── DATA EXCERPTS ──
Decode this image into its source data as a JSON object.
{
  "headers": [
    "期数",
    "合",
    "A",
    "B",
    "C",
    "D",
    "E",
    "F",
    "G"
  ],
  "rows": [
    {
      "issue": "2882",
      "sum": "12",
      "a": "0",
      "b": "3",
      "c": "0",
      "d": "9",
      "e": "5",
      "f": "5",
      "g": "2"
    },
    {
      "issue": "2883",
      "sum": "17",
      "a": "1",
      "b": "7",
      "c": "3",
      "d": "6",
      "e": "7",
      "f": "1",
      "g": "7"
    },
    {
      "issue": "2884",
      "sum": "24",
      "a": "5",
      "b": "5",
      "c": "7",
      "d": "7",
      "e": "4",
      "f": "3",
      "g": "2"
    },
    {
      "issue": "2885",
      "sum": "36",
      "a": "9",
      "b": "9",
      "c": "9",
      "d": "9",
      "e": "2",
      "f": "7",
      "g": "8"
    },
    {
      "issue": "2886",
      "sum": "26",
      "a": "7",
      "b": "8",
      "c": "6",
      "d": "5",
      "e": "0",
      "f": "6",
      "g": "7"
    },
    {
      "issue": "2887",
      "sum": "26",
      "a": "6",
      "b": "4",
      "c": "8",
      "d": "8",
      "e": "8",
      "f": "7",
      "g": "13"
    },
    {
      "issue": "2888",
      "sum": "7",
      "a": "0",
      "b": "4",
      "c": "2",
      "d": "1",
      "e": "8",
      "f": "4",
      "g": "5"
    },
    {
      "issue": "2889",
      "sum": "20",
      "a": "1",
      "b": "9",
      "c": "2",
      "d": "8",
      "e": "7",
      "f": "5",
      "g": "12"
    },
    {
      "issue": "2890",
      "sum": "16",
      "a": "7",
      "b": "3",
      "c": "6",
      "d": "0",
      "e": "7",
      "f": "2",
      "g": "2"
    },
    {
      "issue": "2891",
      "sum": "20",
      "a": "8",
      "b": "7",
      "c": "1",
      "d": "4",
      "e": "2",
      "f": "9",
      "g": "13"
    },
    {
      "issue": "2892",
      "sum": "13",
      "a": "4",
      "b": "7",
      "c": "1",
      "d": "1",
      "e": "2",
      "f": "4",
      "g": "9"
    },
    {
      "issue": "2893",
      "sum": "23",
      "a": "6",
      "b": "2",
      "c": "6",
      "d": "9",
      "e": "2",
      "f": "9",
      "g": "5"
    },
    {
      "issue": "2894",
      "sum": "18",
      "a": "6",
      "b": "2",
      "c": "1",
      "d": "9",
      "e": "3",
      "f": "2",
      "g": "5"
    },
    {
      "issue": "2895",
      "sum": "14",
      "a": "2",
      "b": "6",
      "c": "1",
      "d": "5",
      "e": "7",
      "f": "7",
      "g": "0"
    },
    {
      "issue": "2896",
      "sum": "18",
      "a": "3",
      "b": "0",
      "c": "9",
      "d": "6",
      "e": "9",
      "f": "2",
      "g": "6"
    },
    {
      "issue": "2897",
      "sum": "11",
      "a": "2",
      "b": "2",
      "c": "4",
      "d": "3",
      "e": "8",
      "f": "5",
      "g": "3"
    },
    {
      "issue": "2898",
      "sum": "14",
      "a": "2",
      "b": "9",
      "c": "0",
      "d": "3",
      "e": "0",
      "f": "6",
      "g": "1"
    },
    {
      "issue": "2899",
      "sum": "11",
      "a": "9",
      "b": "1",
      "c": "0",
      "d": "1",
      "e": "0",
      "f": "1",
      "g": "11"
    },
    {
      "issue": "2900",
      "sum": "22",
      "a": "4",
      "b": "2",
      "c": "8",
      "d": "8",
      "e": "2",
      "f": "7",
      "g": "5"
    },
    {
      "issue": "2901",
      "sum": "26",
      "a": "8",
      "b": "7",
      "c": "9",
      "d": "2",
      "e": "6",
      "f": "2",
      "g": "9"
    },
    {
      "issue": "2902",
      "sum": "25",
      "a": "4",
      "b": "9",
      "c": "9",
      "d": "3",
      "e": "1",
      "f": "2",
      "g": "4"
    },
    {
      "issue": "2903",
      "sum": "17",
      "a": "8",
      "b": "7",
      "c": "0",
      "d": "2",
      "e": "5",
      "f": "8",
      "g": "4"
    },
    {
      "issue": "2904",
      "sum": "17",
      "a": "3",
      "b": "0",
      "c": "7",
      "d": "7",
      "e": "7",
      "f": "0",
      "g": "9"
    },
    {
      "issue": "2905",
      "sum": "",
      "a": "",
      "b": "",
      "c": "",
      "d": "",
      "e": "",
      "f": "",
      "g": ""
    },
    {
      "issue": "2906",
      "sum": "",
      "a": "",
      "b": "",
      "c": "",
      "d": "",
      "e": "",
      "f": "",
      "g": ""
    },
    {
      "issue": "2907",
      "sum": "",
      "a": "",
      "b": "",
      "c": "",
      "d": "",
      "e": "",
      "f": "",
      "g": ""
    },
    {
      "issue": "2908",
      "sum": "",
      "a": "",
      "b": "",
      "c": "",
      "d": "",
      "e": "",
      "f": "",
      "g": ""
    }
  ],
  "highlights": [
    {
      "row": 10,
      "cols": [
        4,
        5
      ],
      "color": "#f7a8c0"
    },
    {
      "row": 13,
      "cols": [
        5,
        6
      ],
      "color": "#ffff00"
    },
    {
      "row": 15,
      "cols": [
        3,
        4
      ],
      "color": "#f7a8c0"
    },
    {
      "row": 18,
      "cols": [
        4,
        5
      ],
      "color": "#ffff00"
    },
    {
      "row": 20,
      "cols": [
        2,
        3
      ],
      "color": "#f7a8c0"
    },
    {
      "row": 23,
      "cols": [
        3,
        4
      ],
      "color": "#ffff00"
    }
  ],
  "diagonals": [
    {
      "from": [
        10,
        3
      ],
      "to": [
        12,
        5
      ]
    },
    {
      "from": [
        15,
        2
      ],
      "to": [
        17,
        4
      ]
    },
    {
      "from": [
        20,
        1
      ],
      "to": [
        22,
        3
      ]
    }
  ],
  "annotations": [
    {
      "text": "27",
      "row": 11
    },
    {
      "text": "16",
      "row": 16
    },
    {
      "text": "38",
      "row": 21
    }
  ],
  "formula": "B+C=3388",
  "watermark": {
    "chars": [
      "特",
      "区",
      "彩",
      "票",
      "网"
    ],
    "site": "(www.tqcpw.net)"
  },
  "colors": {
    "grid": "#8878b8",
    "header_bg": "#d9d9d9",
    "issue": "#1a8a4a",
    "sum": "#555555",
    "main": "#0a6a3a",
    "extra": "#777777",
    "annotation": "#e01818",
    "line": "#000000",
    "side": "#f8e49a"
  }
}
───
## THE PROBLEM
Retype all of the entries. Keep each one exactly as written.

## RESPONSE TO THIS TASK
Decode this image into its source data as a JSON object.
{
  "headers": [
    "期数",
    "合",
    "A",
    "B",
    "C",
    "D",
    "E",
    "F",
    "G"
  ],
  "rows": [
    {
      "issue": "2882",
      "sum": "12",
      "a": "0",
      "b": "3",
      "c": "0",
      "d": "9",
      "e": "5",
      "f": "5",
      "g": "2"
    },
    {
      "issue": "2883",
      "sum": "17",
      "a": "1",
      "b": "7",
      "c": "3",
      "d": "6",
      "e": "7",
      "f": "1",
      "g": "7"
    },
    {
      "issue": "2884",
      "sum": "24",
      "a": "5",
      "b": "5",
      "c": "7",
      "d": "7",
      "e": "4",
      "f": "3",
      "g": "2"
    },
    {
      "issue": "2885",
      "sum": "36",
      "a": "9",
      "b": "9",
      "c": "9",
      "d": "9",
      "e": "2",
      "f": "7",
      "g": "8"
    },
    {
      "issue": "2886",
      "sum": "26",
      "a": "7",
      "b": "8",
      "c": "6",
      "d": "5",
      "e": "0",
      "f": "6",
      "g": "7"
    },
    {
      "issue": "2887",
      "sum": "26",
      "a": "6",
      "b": "4",
      "c": "8",
      "d": "8",
      "e": "8",
      "f": "7",
      "g": "13"
    },
    {
      "issue": "2888",
      "sum": "7",
      "a": "0",
      "b": "4",
      "c": "2",
      "d": "1",
      "e": "8",
      "f": "4",
      "g": "5"
    },
    {
      "issue": "2889",
      "sum": "20",
      "a": "1",
      "b": "9",
      "c": "2",
      "d": "8",
      "e": "7",
      "f": "5",
      "g": "12"
    },
    {
      "issue": "2890",
      "sum": "16",
      "a": "7",
      "b": "3",
      "c": "6",
      "d": "0",
      "e": "7",
      "f": "2",
      "g": "2"
    },
    {
      "issue": "2891",
      "sum": "20",
      "a": "8",
      "b": "7",
      "c": "1",
      "d": "4",
      "e": "2",
      "f": "9",
      "g": "13"
    },
    {
      "issue": "2892",
      "sum": "13",
      "a": "4",
      "b": "7",
      "c": "1",
      "d": "1",
      "e": "2",
      "f": "4",
      "g": "9"
    },
    {
      "issue": "2893",
      "sum": "23",
      "a": "6",
      "b": "2",
      "c": "6",
      "d": "9",
      "e": "2",
      "f": "9",
      "g": "5"
    },
    {
      "issue": "2894",
      "sum": "18",
      "a": "6",
      "b": "2",
      "c": "1",
      "d": "9",
      "e": "3",
      "f": "2",
      "g": "5"
    },
    {
      "issue": "2895",
      "sum": "14",
      "a": "2",
      "b": "6",
      "c": "1",
      "d": "5",
      "e": "7",
      "f": "7",
      "g": "0"
    },
    {
      "issue": "2896",
      "sum": "18",
      "a": "3",
      "b": "0",
      "c": "9",
      "d": "6",
      "e": "9",
      "f": "2",
      "g": "6"
    },
    {
      "issue": "2897",
      "sum": "11",
      "a": "2",
      "b": "2",
      "c": "4",
      "d": "3",
      "e": "8",
      "f": "5",
      "g": "3"
    },
    {
      "issue": "2898",
      "sum": "14",
      "a": "2",
      "b": "9",
      "c": "0",
      "d": "3",
      "e": "0",
      "f": "6",
      "g": "1"
    },
    {
      "issue": "2899",
      "sum": "11",
      "a": "9",
      "b": "1",
      "c": "0",
      "d": "1",
      "e": "0",
      "f": "1",
      "g": "11"
    },
    {
      "issue": "2900",
      "sum": "22",
      "a": "4",
      "b": "2",
      "c": "8",
      "d": "8",
      "e": "2",
      "f": "7",
      "g": "5"
    },
    {
      "issue": "2901",
      "sum": "26",
      "a": "8",
      "b": "7",
      "c": "9",
      "d": "2",
      "e": "6",
      "f": "2",
      "g": "9"
    },
    {
      "issue": "2902",
      "sum": "25",
      "a": "4",
      "b": "9",
      "c": "9",
      "d": "3",
      "e": "1",
      "f": "2",
      "g": "4"
    },
    {
      "issue": "2903",
      "sum": "17",
      "a": "8",
      "b": "7",
      "c": "0",
      "d": "2",
      "e": "5",
      "f": "8",
      "g": "4"
    },
    {
      "issue": "2904",
      "sum": "17",
      "a": "3",
      "b": "0",
      "c": "7",
      "d": "7",
      "e": "7",
      "f": "0",
      "g": "9"
    },
    {
      "issue": "2905",
      "sum": "",
      "a": "",
      "b": "",
      "c": "",
      "d": "",
      "e": "",
      "f": "",
      "g": ""
    },
    {
      "issue": "2906",
      "sum": "",
      "a": "",
      "b": "",
      "c": "",
      "d": "",
      "e": "",
      "f": "",
      "g": ""
    },
    {
      "issue": "2907",
      "sum": "",
      "a": "",
      "b": "",
      "c": "",
      "d": "",
      "e": "",
      "f": "",
      "g": ""
    },
    {
      "issue": "2908",
      "sum": "",
      "a": "",
      "b": "",
      "c": "",
      "d": "",
      "e": "",
      "f": "",
      "g": ""
    }
  ],
  "highlights": [
    {
      "row": 10,
      "cols": [
        4,
        5
      ],
      "color": "#f7a8c0"
    },
    {
      "row": 13,
      "cols": [
        5,
        6
      ],
      "color": "#ffff00"
    },
    {
      "row": 15,
      "cols": [
        3,
        4
      ],
      "color": "#f7a8c0"
    },
    {
      "row": 18,
      "cols": [
        4,
        5
      ],
      "color": "#ffff00"
    },
    {
      "row": 20,
      "cols": [
        2,
        3
      ],
      "color": "#f7a8c0"
    },
    {
      "row": 23,
      "cols": [
        3,
        4
      ],
      "color": "#ffff00"
    }
  ],
  "diagonals": [
    {
      "from": [
        10,
        3
      ],
      "to": [
        12,
        5
      ]
    },
    {
      "from": [
        15,
        2
      ],
      "to": [
        17,
        4
      ]
    },
    {
      "from": [
        20,
        1
      ],
      "to": [
        22,
        3
      ]
    }
  ],
  "annotations": [
    {
      "text": "27",
      "row": 11
    },
    {
      "text": "16",
      "row": 16
    },
    {
      "text": "38",
      "row": 21
    }
  ],
  "formula": "B+C=3388",
  "watermark": {
    "chars": [
      "特",
      "区",
      "彩",
      "票",
      "网"
    ],
    "site": "(www.tqcpw.net)"
  },
  "colors": {
    "grid": "#8878b8",
    "header_bg": "#d9d9d9",
    "issue": "#1a8a4a",
    "sum": "#555555",
    "main": "#0a6a3a",
    "extra": "#777777",
    "annotation": "#e01818",
    "line": "#000000",
    "side": "#f8e49a"
  }
}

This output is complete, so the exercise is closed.